And we know how these portrayals take a toll on Black women and society at large. We know from dating websites that Black women get messaged the least, and suffer from higher rates of depression than every other ethnicity. We know that some people legitimately believe Black people feel less pain, and that people are all too comfortable harassing them online. We know Martin Luther King, Jr. himself asked Nichelle Nichols to continue playing Uhura on Star Trek because he understood how important representation was. We know that the MCU and DCEU films reach an incredible amount of people, grossing millions of dollars across the globe. We know that media doesn’t exist in a vacuum, and that it’s important to portray Black women as human, and precious, and in need of love. As Tamara Winfrey Harris writes over at Bitch Media:
As long as vulnerability and softness are the basis for acceptable femininity (and acceptable femininity is a requirement for a woman’s life to have value), women who are perpetually framed, because of their race, as supernaturally indestructible will not be viewed with regard.
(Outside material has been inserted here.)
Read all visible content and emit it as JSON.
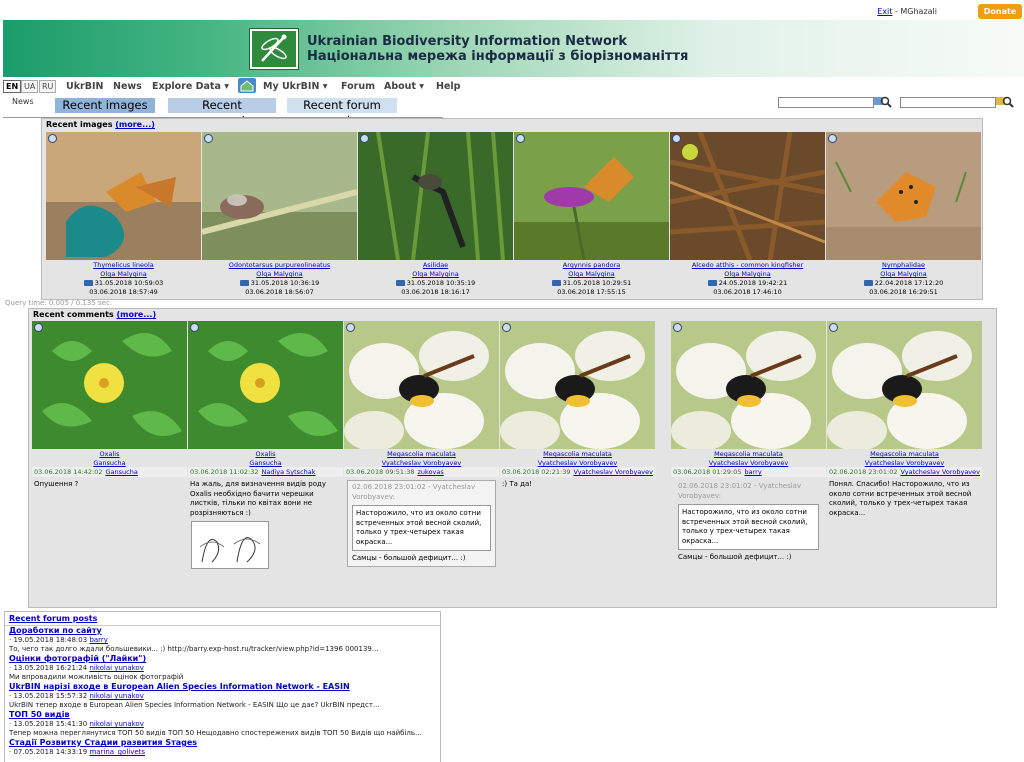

So yes, while Tessa Thompson’s Valkyrie is certainly more than just Thor’s love interest — and while she’s a kickass warrior goddess — would it also be so bad to show Thor pining for her too? When you’re somebody who’s routinely represented on screen in a variety of ways, I think it’s difficult to understand how much it means to see someone who looks like you be on the receiving end of a simple act like a gently cupped cheek or a kissed shoulder.
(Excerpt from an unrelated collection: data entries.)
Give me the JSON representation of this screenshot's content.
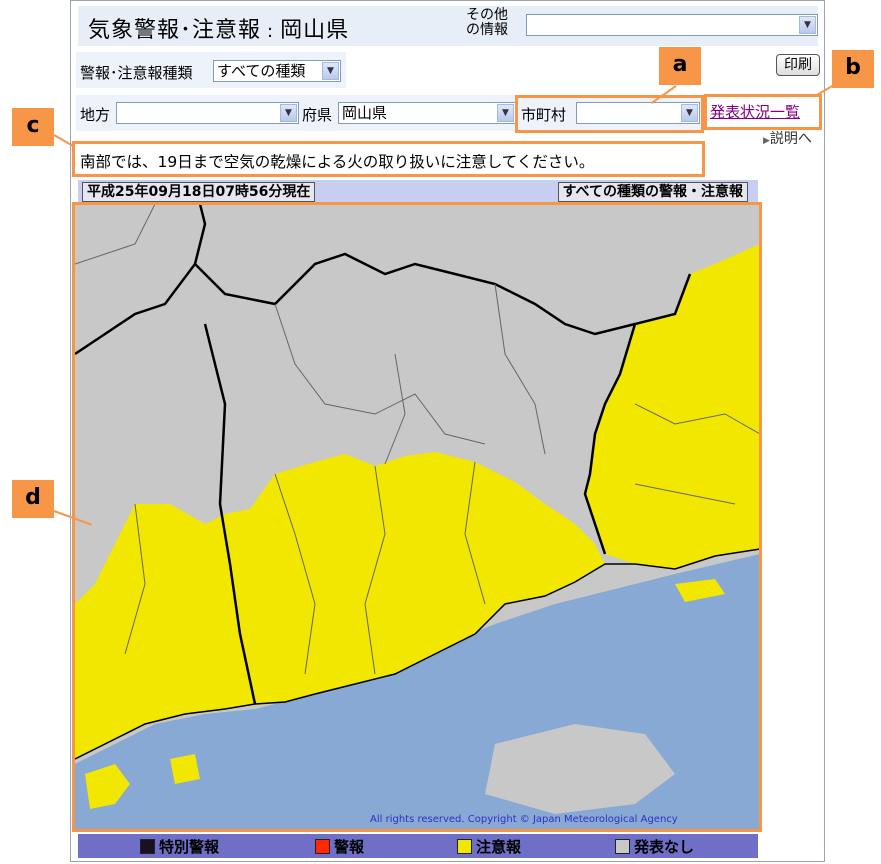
{
  "header": {
    "title": "気象警報･注意報",
    "region_label": "岡山県",
    "title_separator": ":"
  },
  "other_info": {
    "label_line1": "その他",
    "label_line2": "の情報",
    "value": ""
  },
  "filters": {
    "type_label": "警報･注意報種類",
    "type_value": "すべての種類",
    "region_label": "地方",
    "region_value": "",
    "prefecture_label": "府県",
    "prefecture_value": "岡山県",
    "city_label": "市町村",
    "city_value": ""
  },
  "toolbar": {
    "print_label": "印刷",
    "status_list_link": "発表状況一覧",
    "explanation_link": "説明へ"
  },
  "message": "南部では、19日まで空気の乾燥による火の取り扱いに注意してください。",
  "map_header": {
    "timestamp": "平成25年09月18日07時56分現在",
    "type_caption": "すべての種類の警報・注意報"
  },
  "copyright": "All rights reserved. Copyright © Japan Meteorological Agency",
  "legend": [
    {
      "label": "特別警報",
      "color": "#1a1020"
    },
    {
      "label": "警報",
      "color": "#ff2800"
    },
    {
      "label": "注意報",
      "color": "#f2e700"
    },
    {
      "label": "発表なし",
      "color": "#c8c8c8"
    }
  ],
  "callouts": {
    "a": "a",
    "b": "b",
    "c": "c",
    "d": "d"
  },
  "colors": {
    "advisory_yellow": "#f2e700",
    "no_alert_gray": "#c8c8c8",
    "sea_blue": "#87a9d4",
    "annotation_orange": "#f79646"
  }
}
And of course there are aspects to these castings that we can definitely talk about. We can look at the fact that, with the exception of Nakia, all of these women are paired with white men. That issue stems entirely from the fact that a majority of the leading superheroes we have right now are played by white actors. The solution to that is one you all know Nerds of Color has been advocating for since it’s inception: cast more people of color in superhero roles that were originally written as white, and start including canonically non-white superheroes into the fold. Based on the current slate of planned movies and shows, we know this is unlikely to happen any sooner than 2020. I hear the concerns that having the love interest be a white man might play into the white savior narrative. I saw the hot tragic mess that was the 2013 The Wolverine. I hear ya. But for now this is what we’ve got.
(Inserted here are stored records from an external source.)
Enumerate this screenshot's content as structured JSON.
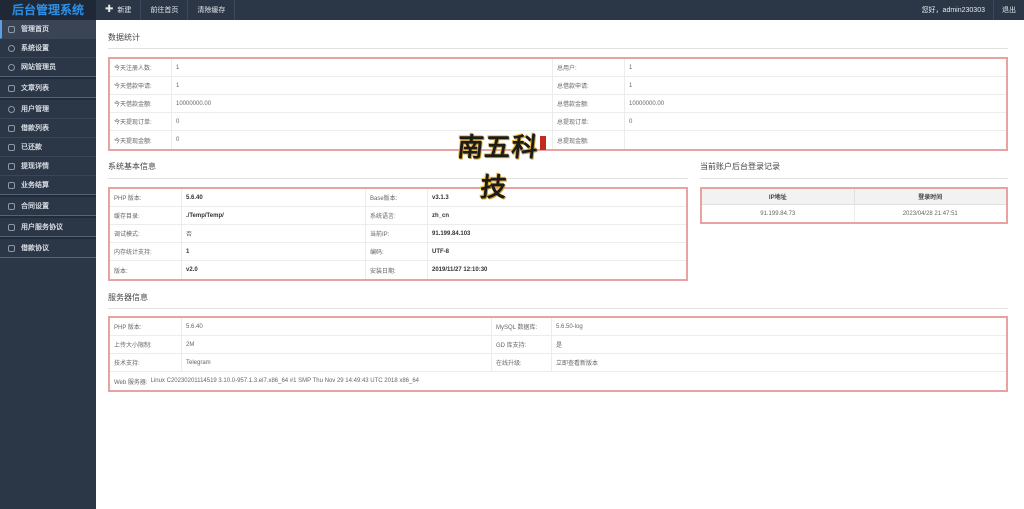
{
  "sidebar": {
    "brand": "后台管理系统",
    "items": [
      {
        "label": "管理首页",
        "icon": "home-icon"
      },
      {
        "label": "系统设置",
        "icon": "gear-icon"
      },
      {
        "label": "网站管理员",
        "icon": "user-icon"
      },
      {
        "label": "文章列表",
        "icon": "document-icon"
      },
      {
        "label": "用户管理",
        "icon": "users-icon"
      },
      {
        "label": "借款列表",
        "icon": "list-icon"
      },
      {
        "label": "已还款",
        "icon": "check-icon"
      },
      {
        "label": "提现详情",
        "icon": "money-icon"
      },
      {
        "label": "业务结算",
        "icon": "settle-icon"
      },
      {
        "label": "合同设置",
        "icon": "contract-icon"
      },
      {
        "label": "用户服务协议",
        "icon": "agreement-icon"
      },
      {
        "label": "借款协议",
        "icon": "loan-agreement-icon"
      }
    ]
  },
  "topbar": {
    "new_label": "新建",
    "home_label": "前往首页",
    "clear_cache_label": "清除缓存",
    "greeting": "您好，admin230303",
    "logout_label": "退出"
  },
  "stats": {
    "title": "数据统计",
    "rows": [
      {
        "l_label": "今天注册人数:",
        "l_value": "1",
        "r_label": "总用户:",
        "r_value": "1"
      },
      {
        "l_label": "今天借款申请:",
        "l_value": "1",
        "r_label": "总借款申请:",
        "r_value": "1"
      },
      {
        "l_label": "今天借款金额:",
        "l_value": "10000000.00",
        "r_label": "总借款金额:",
        "r_value": "10000000.00"
      },
      {
        "l_label": "今天提现订单:",
        "l_value": "0",
        "r_label": "总提现订单:",
        "r_value": "0"
      },
      {
        "l_label": "今天提现金额:",
        "l_value": "0",
        "r_label": "总提现金额:",
        "r_value": ""
      }
    ]
  },
  "sysinfo": {
    "title": "系统基本信息",
    "rows": [
      {
        "l_label": "PHP 版本:",
        "l_value": "5.6.40",
        "r_label": "Base版本:",
        "r_value": "v3.1.3"
      },
      {
        "l_label": "缓存目录:",
        "l_value": "./Temp/Temp/",
        "r_label": "系统语言:",
        "r_value": "zh_cn"
      },
      {
        "l_label": "调试模式:",
        "l_value": "否",
        "r_label": "当前IP:",
        "r_value": "91.199.84.103"
      },
      {
        "l_label": "内存统计支持:",
        "l_value": "1",
        "r_label": "编码:",
        "r_value": "UTF-8"
      },
      {
        "l_label": "版本:",
        "l_value": "v2.0",
        "r_label": "安装日期:",
        "r_value": "2019/11/27 12:10:30"
      }
    ]
  },
  "login": {
    "title": "当前账户后台登录记录",
    "col_ip": "IP地址",
    "col_time": "登录时间",
    "rows": [
      {
        "ip": "91.199.84.73",
        "time": "2023/04/28 21:47:51"
      }
    ]
  },
  "server": {
    "title": "服务器信息",
    "rows": [
      {
        "l_label": "PHP 版本:",
        "l_value": "5.6.40",
        "r_label": "MySQL 数据库:",
        "r_value": "5.6.50-log"
      },
      {
        "l_label": "上传大小限制:",
        "l_value": "2M",
        "r_label": "GD 库支持:",
        "r_value": "是"
      },
      {
        "l_label": "技术支持:",
        "l_value": "Telegram",
        "r_label": "在线升级:",
        "r_value": "立即查看新版本"
      }
    ],
    "web_label": "Web 服务器:",
    "web_value": "Linux C20230201114519 3.10.0-957.1.3.el7.x86_64 #1 SMP Thu Nov 29 14:49:43 UTC 2018 x86_64"
  },
  "watermark_text": "南五科技"
}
We can also look at issues of colorism: the women who we know have been cast to play love interests are predominantly lighter-skinned. Meanwhile, dark-skinned Danai Gurira is likely just playing a Dora Milaje in Black Panther, while Lupita’s Nakia in the comics is a Dora Milaje whose psychotic obsession with marrying T’Challa turns her into a villain by the name of Malice. And Viola Davis’ Waller in Suicide Squad is certainly the embodiment of the Strong Black Woman trope. Sure, that’s who Waller is in the comics and Davis’ portrayal was great, but it’s hard not to see a pattern here. I can only hope the Black Panther team sees how problematic Nakia’s original story is and subverts that. I think we can all agree we’d love to see Lupita fighting alongside the Avengers rather than against them.
As it all stands, I remain cautiously optimistic about the upcoming films and shows. These castings and roles are huge, and I hope we continue to see more diverse castings. We’ll have to see how it pans out for some of these newer characters. I can only hope the writers do right by them.